Google search results tend to lean towards a liberal mindset, a bias that could influence public opinion, finds a new study. After analysing nearly 2,000 pages, a panel rated 31% pages as liberal as opposed to only 22% that were conservative; the remaining 47% pages were neutral that included government or mainstream news websites.
The study conducted by online search marketer CanIRank.com found that 50 most recent searches for political terms on the search engine showed more liberal-leaning webpages rather than conservative ones.
The Alphabet-owned company has denied any bias and told the Wall Street Journal: "From the beginning, our approach to search has been to provide the most relevant answers and results to our users, and it would undermine people's trust in our results, and our company, if we were to change course."
The company maintains that its search results are based on algorithms using hundreds of factors which reflect the content and information available on the internet. Google has never made its algorithm for determining search results completely public even though over the years researchers have tried to put their reasoning to it.
"No one really knows what Google's search engine is doing," said Christo Wilson, a Northeastern University computer science professor. "This is a big, complex system that's been evolving for 15 years."

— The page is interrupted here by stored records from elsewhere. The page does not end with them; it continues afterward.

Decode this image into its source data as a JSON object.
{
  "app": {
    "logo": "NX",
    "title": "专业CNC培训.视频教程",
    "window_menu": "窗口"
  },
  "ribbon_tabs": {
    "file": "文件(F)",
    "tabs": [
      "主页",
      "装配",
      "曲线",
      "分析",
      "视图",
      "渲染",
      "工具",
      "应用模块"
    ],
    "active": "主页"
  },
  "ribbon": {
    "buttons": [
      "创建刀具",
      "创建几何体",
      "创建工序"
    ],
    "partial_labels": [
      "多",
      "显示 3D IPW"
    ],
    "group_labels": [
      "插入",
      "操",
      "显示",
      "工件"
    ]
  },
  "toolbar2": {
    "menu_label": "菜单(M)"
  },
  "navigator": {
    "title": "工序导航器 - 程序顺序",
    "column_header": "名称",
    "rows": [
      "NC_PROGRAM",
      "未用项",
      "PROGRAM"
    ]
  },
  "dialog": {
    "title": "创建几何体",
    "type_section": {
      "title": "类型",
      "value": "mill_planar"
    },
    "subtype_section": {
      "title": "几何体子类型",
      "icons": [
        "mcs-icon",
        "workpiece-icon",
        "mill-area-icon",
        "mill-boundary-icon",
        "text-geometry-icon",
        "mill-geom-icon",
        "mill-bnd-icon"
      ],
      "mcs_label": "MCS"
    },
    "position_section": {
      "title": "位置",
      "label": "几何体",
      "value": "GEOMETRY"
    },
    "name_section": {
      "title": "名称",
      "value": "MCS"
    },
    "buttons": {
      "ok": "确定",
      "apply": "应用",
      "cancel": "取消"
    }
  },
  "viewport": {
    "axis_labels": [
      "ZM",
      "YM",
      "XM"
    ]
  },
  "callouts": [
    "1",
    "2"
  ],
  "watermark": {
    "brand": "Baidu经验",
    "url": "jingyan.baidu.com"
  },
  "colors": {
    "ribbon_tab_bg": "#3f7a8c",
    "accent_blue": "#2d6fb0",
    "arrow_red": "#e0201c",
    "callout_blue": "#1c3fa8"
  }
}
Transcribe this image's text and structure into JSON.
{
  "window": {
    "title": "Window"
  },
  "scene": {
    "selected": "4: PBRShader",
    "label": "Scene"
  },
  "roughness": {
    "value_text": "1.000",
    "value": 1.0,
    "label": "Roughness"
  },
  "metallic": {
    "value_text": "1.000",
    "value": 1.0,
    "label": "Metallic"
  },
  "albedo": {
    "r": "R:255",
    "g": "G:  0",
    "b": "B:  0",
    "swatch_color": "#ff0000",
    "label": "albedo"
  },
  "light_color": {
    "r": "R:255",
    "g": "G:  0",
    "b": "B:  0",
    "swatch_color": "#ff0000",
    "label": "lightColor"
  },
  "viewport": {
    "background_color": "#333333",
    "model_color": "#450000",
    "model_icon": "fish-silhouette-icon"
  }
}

In the past as well Google has been accused of having a liberal slant. A study from the University of Maryland last December found searches for the names of Democratic presidential candidates to be more prominent with supportive websites than searches for Republican candidates. Some news sites had even claimed that Google's autocomplete feature hid negative suggested searches for Hillary Clinton, which Google categorically denied.
Experts who have studied Google's search algorithm say these perceived biases are likely unintentional and may just be a mere reflection of what's out there on the internet.
"Google is basically a popularity engine in the sense that the more links you have, the higher you're ranked," said Nick Diakopoulos, a journalism professor at the University of Maryland. "If you have a larger cluster on the left and more linking between those pages, it's a self-reinforcing thing."